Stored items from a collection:

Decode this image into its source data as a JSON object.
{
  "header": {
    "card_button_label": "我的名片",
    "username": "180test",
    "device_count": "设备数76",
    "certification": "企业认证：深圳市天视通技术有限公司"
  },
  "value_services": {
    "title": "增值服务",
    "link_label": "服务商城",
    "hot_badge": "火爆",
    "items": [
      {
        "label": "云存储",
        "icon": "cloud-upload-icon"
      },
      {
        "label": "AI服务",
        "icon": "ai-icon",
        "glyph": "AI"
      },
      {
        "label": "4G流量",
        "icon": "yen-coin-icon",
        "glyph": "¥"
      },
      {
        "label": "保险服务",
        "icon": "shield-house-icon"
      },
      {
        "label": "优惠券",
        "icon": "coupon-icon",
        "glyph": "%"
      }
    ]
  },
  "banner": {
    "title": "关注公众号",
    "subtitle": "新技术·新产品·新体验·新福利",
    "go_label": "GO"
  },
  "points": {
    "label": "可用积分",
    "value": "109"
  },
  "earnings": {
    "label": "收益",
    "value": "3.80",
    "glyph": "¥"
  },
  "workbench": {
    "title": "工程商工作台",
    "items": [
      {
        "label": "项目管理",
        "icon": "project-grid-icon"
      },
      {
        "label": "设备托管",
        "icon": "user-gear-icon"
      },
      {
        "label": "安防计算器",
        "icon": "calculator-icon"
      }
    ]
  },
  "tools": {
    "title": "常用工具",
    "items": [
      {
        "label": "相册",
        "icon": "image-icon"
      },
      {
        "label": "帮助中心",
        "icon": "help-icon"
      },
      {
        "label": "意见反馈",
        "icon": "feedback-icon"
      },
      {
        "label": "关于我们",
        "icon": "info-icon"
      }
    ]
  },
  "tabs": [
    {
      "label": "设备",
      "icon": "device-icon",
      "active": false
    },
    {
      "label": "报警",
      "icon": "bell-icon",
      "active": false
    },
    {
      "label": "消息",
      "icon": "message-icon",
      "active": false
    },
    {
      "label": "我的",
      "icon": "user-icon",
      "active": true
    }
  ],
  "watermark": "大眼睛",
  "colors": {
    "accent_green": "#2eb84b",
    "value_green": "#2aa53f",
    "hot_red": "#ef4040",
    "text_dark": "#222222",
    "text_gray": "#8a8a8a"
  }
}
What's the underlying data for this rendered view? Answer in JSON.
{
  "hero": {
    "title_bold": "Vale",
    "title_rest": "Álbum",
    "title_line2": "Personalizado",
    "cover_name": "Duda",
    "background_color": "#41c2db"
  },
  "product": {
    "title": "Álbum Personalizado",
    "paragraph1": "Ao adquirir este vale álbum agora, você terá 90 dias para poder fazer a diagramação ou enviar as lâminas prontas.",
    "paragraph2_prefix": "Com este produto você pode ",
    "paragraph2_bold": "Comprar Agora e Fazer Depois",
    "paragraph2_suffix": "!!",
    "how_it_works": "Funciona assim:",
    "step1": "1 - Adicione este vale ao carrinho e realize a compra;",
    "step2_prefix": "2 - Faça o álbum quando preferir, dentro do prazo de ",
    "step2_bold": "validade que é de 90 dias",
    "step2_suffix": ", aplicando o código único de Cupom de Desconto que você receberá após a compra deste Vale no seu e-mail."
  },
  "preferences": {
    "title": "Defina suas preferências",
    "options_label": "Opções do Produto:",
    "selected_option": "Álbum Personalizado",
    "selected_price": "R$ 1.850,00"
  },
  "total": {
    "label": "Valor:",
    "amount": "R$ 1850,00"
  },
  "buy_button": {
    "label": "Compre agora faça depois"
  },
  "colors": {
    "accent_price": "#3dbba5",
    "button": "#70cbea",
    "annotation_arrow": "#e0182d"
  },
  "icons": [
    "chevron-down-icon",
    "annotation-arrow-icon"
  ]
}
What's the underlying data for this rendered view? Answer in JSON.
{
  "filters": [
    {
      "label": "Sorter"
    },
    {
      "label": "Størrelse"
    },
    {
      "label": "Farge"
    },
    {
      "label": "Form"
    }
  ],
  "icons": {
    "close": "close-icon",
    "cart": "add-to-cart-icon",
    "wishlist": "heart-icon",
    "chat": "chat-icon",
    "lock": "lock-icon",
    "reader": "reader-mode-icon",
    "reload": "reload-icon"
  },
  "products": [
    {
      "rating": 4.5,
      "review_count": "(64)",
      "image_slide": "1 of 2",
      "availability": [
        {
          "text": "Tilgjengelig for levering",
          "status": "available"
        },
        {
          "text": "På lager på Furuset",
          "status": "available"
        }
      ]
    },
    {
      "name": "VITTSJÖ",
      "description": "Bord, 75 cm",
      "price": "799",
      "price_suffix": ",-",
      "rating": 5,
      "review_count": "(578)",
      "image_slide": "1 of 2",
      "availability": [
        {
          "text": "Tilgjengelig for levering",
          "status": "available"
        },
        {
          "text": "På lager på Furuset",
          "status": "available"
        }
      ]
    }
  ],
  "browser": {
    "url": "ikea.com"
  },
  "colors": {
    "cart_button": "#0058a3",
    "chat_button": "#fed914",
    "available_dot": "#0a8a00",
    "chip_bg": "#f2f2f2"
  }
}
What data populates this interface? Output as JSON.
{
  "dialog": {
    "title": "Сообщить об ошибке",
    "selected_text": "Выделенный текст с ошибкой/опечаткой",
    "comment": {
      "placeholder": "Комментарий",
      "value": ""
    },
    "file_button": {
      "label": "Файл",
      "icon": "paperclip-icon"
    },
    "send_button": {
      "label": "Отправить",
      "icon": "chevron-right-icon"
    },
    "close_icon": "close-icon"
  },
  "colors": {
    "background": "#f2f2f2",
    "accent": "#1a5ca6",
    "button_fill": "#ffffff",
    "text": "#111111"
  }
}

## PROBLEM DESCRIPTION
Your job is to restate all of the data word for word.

## RESULT FOR THIS TASK
Decode this image into its source data as a JSON object.
{
  "header": {
    "card_button_label": "我的名片",
    "username": "180test",
    "device_count": "设备数76",
    "certification": "企业认证：深圳市天视通技术有限公司"
  },
  "value_services": {
    "title": "增值服务",
    "link_label": "服务商城",
    "hot_badge": "火爆",
    "items": [
      {
        "label": "云存储",
        "icon": "cloud-upload-icon"
      },
      {
        "label": "AI服务",
        "icon": "ai-icon",
        "glyph": "AI"
      },
      {
        "label": "4G流量",
        "icon": "yen-coin-icon",
        "glyph": "¥"
      },
      {
        "label": "保险服务",
        "icon": "shield-house-icon"
      },
      {
        "label": "优惠券",
        "icon": "coupon-icon",
        "glyph": "%"
      }
    ]
  },
  "banner": {
    "title": "关注公众号",
    "subtitle": "新技术·新产品·新体验·新福利",
    "go_label": "GO"
  },
  "points": {
    "label": "可用积分",
    "value": "109"
  },
  "earnings": {
    "label": "收益",
    "value": "3.80",
    "glyph": "¥"
  },
  "workbench": {
    "title": "工程商工作台",
    "items": [
      {
        "label": "项目管理",
        "icon": "project-grid-icon"
      },
      {
        "label": "设备托管",
        "icon": "user-gear-icon"
      },
      {
        "label": "安防计算器",
        "icon": "calculator-icon"
      }
    ]
  },
  "tools": {
    "title": "常用工具",
    "items": [
      {
        "label": "相册",
        "icon": "image-icon"
      },
      {
        "label": "帮助中心",
        "icon": "help-icon"
      },
      {
        "label": "意见反馈",
        "icon": "feedback-icon"
      },
      {
        "label": "关于我们",
        "icon": "info-icon"
      }
    ]
  },
  "tabs": [
    {
      "label": "设备",
      "icon": "device-icon",
      "active": false
    },
    {
      "label": "报警",
      "icon": "bell-icon",
      "active": false
    },
    {
      "label": "消息",
      "icon": "message-icon",
      "active": false
    },
    {
      "label": "我的",
      "icon": "user-icon",
      "active": true
    }
  ],
  "watermark": "大眼睛",
  "colors": {
    "accent_green": "#2eb84b",
    "value_green": "#2aa53f",
    "hot_red": "#ef4040",
    "text_dark": "#222222",
    "text_gray": "#8a8a8a"
  }
}
What's the underlying data for this rendered view? Answer in JSON.
{
  "hero": {
    "title_bold": "Vale",
    "title_rest": "Álbum",
    "title_line2": "Personalizado",
    "cover_name": "Duda",
    "background_color": "#41c2db"
  },
  "product": {
    "title": "Álbum Personalizado",
    "paragraph1": "Ao adquirir este vale álbum agora, você terá 90 dias para poder fazer a diagramação ou enviar as lâminas prontas.",
    "paragraph2_prefix": "Com este produto você pode ",
    "paragraph2_bold": "Comprar Agora e Fazer Depois",
    "paragraph2_suffix": "!!",
    "how_it_works": "Funciona assim:",
    "step1": "1 - Adicione este vale ao carrinho e realize a compra;",
    "step2_prefix": "2 - Faça o álbum quando preferir, dentro do prazo de ",
    "step2_bold": "validade que é de 90 dias",
    "step2_suffix": ", aplicando o código único de Cupom de Desconto que você receberá após a compra deste Vale no seu e-mail."
  },
  "preferences": {
    "title": "Defina suas preferências",
    "options_label": "Opções do Produto:",
    "selected_option": "Álbum Personalizado",
    "selected_price": "R$ 1.850,00"
  },
  "total": {
    "label": "Valor:",
    "amount": "R$ 1850,00"
  },
  "buy_button": {
    "label": "Compre agora faça depois"
  },
  "colors": {
    "accent_price": "#3dbba5",
    "button": "#70cbea",
    "annotation_arrow": "#e0182d"
  },
  "icons": [
    "chevron-down-icon",
    "annotation-arrow-icon"
  ]
}
What's the underlying data for this rendered view? Answer in JSON.
{
  "filters": [
    {
      "label": "Sorter"
    },
    {
      "label": "Størrelse"
    },
    {
      "label": "Farge"
    },
    {
      "label": "Form"
    }
  ],
  "icons": {
    "close": "close-icon",
    "cart": "add-to-cart-icon",
    "wishlist": "heart-icon",
    "chat": "chat-icon",
    "lock": "lock-icon",
    "reader": "reader-mode-icon",
    "reload": "reload-icon"
  },
  "products": [
    {
      "rating": 4.5,
      "review_count": "(64)",
      "image_slide": "1 of 2",
      "availability": [
        {
          "text": "Tilgjengelig for levering",
          "status": "available"
        },
        {
          "text": "På lager på Furuset",
          "status": "available"
        }
      ]
    },
    {
      "name": "VITTSJÖ",
      "description": "Bord, 75 cm",
      "price": "799",
      "price_suffix": ",-",
      "rating": 5,
      "review_count": "(578)",
      "image_slide": "1 of 2",
      "availability": [
        {
          "text": "Tilgjengelig for levering",
          "status": "available"
        },
        {
          "text": "På lager på Furuset",
          "status": "available"
        }
      ]
    }
  ],
  "browser": {
    "url": "ikea.com"
  },
  "colors": {
    "cart_button": "#0058a3",
    "chat_button": "#fed914",
    "available_dot": "#0a8a00",
    "chip_bg": "#f2f2f2"
  }
}
What data populates this interface? Output as JSON.
{
  "dialog": {
    "title": "Сообщить об ошибке",
    "selected_text": "Выделенный текст с ошибкой/опечаткой",
    "comment": {
      "placeholder": "Комментарий",
      "value": ""
    },
    "file_button": {
      "label": "Файл",
      "icon": "paperclip-icon"
    },
    "send_button": {
      "label": "Отправить",
      "icon": "chevron-right-icon"
    },
    "close_icon": "close-icon"
  },
  "colors": {
    "background": "#f2f2f2",
    "accent": "#1a5ca6",
    "button_fill": "#ffffff",
    "text": "#111111"
  }
}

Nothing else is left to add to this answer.